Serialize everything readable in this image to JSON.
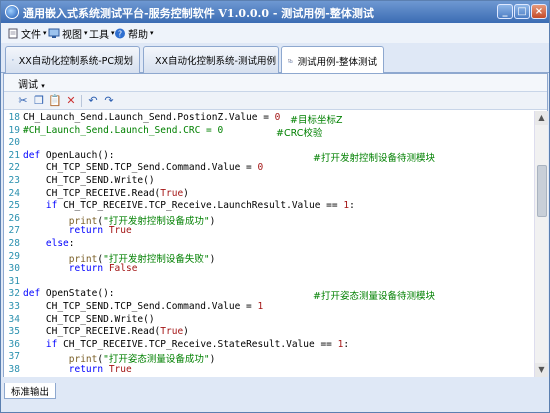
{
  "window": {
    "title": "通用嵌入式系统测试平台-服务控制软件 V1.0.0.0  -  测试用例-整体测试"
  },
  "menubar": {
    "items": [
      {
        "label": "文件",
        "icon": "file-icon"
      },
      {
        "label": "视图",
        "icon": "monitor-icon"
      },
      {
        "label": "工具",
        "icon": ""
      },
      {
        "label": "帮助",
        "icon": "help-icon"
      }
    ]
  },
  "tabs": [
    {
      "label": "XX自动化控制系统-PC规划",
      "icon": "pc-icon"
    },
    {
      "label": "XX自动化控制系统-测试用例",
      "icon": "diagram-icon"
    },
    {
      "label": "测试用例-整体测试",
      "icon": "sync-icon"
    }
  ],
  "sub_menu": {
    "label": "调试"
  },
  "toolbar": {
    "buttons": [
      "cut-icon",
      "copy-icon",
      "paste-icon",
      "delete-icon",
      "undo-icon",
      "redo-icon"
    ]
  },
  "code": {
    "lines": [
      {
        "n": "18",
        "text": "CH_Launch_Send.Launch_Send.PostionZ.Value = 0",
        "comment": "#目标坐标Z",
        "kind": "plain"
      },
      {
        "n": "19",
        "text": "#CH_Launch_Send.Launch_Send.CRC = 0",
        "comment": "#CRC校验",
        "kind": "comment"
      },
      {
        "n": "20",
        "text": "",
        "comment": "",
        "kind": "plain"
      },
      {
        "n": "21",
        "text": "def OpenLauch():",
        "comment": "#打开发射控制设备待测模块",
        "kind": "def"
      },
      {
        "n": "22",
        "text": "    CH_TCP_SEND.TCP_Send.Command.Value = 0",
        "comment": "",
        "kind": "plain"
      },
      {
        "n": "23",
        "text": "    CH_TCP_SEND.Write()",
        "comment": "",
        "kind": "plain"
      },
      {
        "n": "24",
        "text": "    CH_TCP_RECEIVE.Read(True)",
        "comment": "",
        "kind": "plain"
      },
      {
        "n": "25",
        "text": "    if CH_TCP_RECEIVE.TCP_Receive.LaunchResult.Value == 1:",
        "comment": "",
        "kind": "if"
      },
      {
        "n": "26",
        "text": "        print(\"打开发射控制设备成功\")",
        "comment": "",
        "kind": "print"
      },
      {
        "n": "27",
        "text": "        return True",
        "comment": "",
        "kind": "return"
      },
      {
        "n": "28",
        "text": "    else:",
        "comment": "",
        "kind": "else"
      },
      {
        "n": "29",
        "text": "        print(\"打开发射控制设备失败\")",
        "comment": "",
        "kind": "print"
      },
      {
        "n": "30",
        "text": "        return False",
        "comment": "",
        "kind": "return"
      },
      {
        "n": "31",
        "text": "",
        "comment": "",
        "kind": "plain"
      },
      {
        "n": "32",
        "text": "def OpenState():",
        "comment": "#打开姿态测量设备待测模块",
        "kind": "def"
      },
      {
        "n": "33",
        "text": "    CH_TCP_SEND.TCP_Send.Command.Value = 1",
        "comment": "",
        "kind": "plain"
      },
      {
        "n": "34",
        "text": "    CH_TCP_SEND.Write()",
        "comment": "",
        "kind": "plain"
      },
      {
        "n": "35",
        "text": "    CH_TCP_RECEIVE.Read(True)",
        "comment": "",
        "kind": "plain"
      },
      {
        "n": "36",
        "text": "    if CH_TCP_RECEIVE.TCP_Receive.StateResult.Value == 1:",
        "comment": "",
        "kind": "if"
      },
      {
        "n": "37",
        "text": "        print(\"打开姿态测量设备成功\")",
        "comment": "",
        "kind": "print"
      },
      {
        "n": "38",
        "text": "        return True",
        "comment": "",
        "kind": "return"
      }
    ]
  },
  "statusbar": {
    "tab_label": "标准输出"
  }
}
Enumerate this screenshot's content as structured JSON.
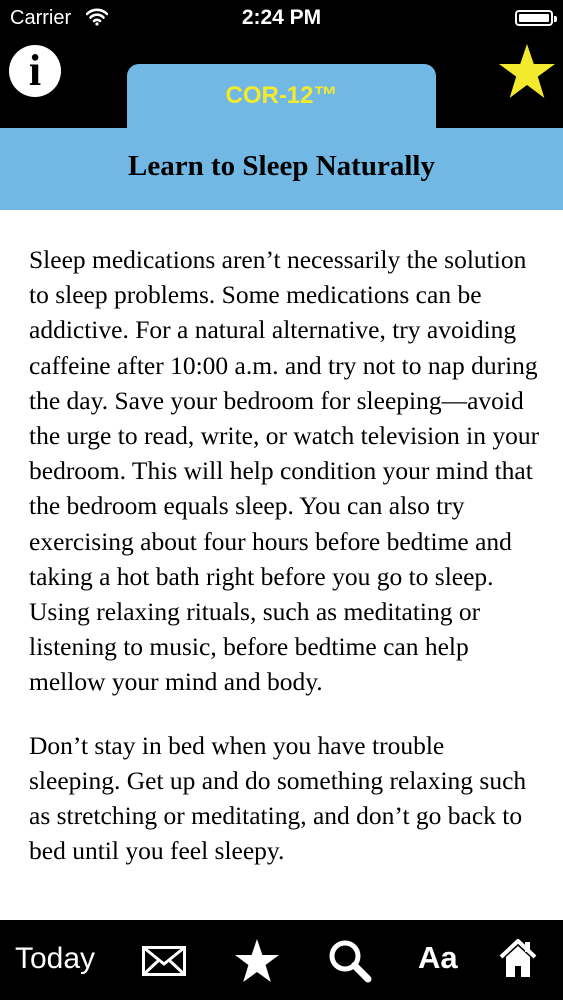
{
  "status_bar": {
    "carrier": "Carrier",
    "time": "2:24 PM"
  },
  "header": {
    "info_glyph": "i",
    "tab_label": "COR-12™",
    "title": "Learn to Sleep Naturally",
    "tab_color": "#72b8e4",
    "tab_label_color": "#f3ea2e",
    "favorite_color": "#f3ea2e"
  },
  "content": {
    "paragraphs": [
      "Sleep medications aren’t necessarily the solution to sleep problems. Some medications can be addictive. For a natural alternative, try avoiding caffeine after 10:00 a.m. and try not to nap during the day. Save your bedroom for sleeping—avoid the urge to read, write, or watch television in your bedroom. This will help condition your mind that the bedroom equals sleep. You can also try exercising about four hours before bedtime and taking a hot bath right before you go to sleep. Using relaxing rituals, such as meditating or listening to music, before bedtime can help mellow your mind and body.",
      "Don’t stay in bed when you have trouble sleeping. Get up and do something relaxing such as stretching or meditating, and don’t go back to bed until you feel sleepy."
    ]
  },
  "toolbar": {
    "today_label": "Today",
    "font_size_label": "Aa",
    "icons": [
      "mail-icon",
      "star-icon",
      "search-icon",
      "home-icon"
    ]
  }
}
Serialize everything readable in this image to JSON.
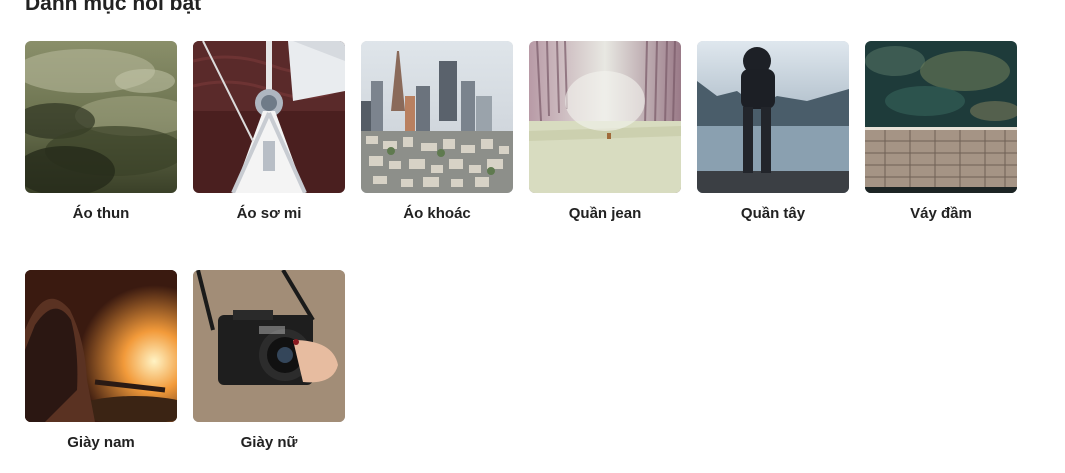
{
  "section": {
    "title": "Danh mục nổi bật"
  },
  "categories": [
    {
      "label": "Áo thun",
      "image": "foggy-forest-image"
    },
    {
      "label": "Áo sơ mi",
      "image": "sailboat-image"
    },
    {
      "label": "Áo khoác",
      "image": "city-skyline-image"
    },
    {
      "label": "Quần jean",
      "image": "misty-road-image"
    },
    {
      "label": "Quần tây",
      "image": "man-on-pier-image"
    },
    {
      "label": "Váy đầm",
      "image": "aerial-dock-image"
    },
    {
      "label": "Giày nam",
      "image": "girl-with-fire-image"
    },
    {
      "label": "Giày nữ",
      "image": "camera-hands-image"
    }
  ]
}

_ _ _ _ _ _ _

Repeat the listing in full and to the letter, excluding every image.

SOLUTION TO THE PROBLEM:
Serialize everything readable in this image to JSON.
{
  "window": {
    "title": "通用嵌入式系统测试平台-服务控制软件 V1.0.0.0  -  测试用例-整体测试"
  },
  "menubar": {
    "items": [
      {
        "label": "文件",
        "icon": "file-icon"
      },
      {
        "label": "视图",
        "icon": "monitor-icon"
      },
      {
        "label": "工具",
        "icon": ""
      },
      {
        "label": "帮助",
        "icon": "help-icon"
      }
    ]
  },
  "tabs": [
    {
      "label": "XX自动化控制系统-PC规划",
      "icon": "pc-icon"
    },
    {
      "label": "XX自动化控制系统-测试用例",
      "icon": "diagram-icon"
    },
    {
      "label": "测试用例-整体测试",
      "icon": "sync-icon"
    }
  ],
  "sub_menu": {
    "label": "调试"
  },
  "toolbar": {
    "buttons": [
      "cut-icon",
      "copy-icon",
      "paste-icon",
      "delete-icon",
      "undo-icon",
      "redo-icon"
    ]
  },
  "code": {
    "lines": [
      {
        "n": "18",
        "text": "CH_Launch_Send.Launch_Send.PostionZ.Value = 0",
        "comment": "#目标坐标Z",
        "kind": "plain"
      },
      {
        "n": "19",
        "text": "#CH_Launch_Send.Launch_Send.CRC = 0",
        "comment": "#CRC校验",
        "kind": "comment"
      },
      {
        "n": "20",
        "text": "",
        "comment": "",
        "kind": "plain"
      },
      {
        "n": "21",
        "text": "def OpenLauch():",
        "comment": "#打开发射控制设备待测模块",
        "kind": "def"
      },
      {
        "n": "22",
        "text": "    CH_TCP_SEND.TCP_Send.Command.Value = 0",
        "comment": "",
        "kind": "plain"
      },
      {
        "n": "23",
        "text": "    CH_TCP_SEND.Write()",
        "comment": "",
        "kind": "plain"
      },
      {
        "n": "24",
        "text": "    CH_TCP_RECEIVE.Read(True)",
        "comment": "",
        "kind": "plain"
      },
      {
        "n": "25",
        "text": "    if CH_TCP_RECEIVE.TCP_Receive.LaunchResult.Value == 1:",
        "comment": "",
        "kind": "if"
      },
      {
        "n": "26",
        "text": "        print(\"打开发射控制设备成功\")",
        "comment": "",
        "kind": "print"
      },
      {
        "n": "27",
        "text": "        return True",
        "comment": "",
        "kind": "return"
      },
      {
        "n": "28",
        "text": "    else:",
        "comment": "",
        "kind": "else"
      },
      {
        "n": "29",
        "text": "        print(\"打开发射控制设备失败\")",
        "comment": "",
        "kind": "print"
      },
      {
        "n": "30",
        "text": "        return False",
        "comment": "",
        "kind": "return"
      },
      {
        "n": "31",
        "text": "",
        "comment": "",
        "kind": "plain"
      },
      {
        "n": "32",
        "text": "def OpenState():",
        "comment": "#打开姿态测量设备待测模块",
        "kind": "def"
      },
      {
        "n": "33",
        "text": "    CH_TCP_SEND.TCP_Send.Command.Value = 1",
        "comment": "",
        "kind": "plain"
      },
      {
        "n": "34",
        "text": "    CH_TCP_SEND.Write()",
        "comment": "",
        "kind": "plain"
      },
      {
        "n": "35",
        "text": "    CH_TCP_RECEIVE.Read(True)",
        "comment": "",
        "kind": "plain"
      },
      {
        "n": "36",
        "text": "    if CH_TCP_RECEIVE.TCP_Receive.StateResult.Value == 1:",
        "comment": "",
        "kind": "if"
      },
      {
        "n": "37",
        "text": "        print(\"打开姿态测量设备成功\")",
        "comment": "",
        "kind": "print"
      },
      {
        "n": "38",
        "text": "        return True",
        "comment": "",
        "kind": "return"
      }
    ]
  },
  "statusbar": {
    "tab_label": "标准输出"
  }
}
Enumerate this screenshot's content as structured JSON.
{
  "status_bar": {
    "carrier": "Carrier",
    "time": "2:24 PM"
  },
  "header": {
    "info_glyph": "i",
    "tab_label": "COR-12™",
    "title": "Learn to Sleep Naturally",
    "tab_color": "#72b8e4",
    "tab_label_color": "#f3ea2e",
    "favorite_color": "#f3ea2e"
  },
  "content": {
    "paragraphs": [
      "Sleep medications aren’t necessarily the solution to sleep problems. Some medications can be addictive. For a natural alternative, try avoiding caffeine after 10:00 a.m. and try not to nap during the day. Save your bedroom for sleeping—avoid the urge to read, write, or watch television in your bedroom. This will help condition your mind that the bedroom equals sleep. You can also try exercising about four hours before bedtime and taking a hot bath right before you go to sleep. Using relaxing rituals, such as meditating or listening to music, before bedtime can help mellow your mind and body.",
      "Don’t stay in bed when you have trouble sleeping. Get up and do something relaxing such as stretching or meditating, and don’t go back to bed until you feel sleepy."
    ]
  },
  "toolbar": {
    "today_label": "Today",
    "font_size_label": "Aa",
    "icons": [
      "mail-icon",
      "star-icon",
      "search-icon",
      "home-icon"
    ]
  }
}
Serialize everything readable in this image to JSON.
{
  "section": {
    "title": "Danh mục nổi bật"
  },
  "categories": [
    {
      "label": "Áo thun",
      "image": "foggy-forest-image"
    },
    {
      "label": "Áo sơ mi",
      "image": "sailboat-image"
    },
    {
      "label": "Áo khoác",
      "image": "city-skyline-image"
    },
    {
      "label": "Quần jean",
      "image": "misty-road-image"
    },
    {
      "label": "Quần tây",
      "image": "man-on-pier-image"
    },
    {
      "label": "Váy đầm",
      "image": "aerial-dock-image"
    },
    {
      "label": "Giày nam",
      "image": "girl-with-fire-image"
    },
    {
      "label": "Giày nữ",
      "image": "camera-hands-image"
    }
  ]
}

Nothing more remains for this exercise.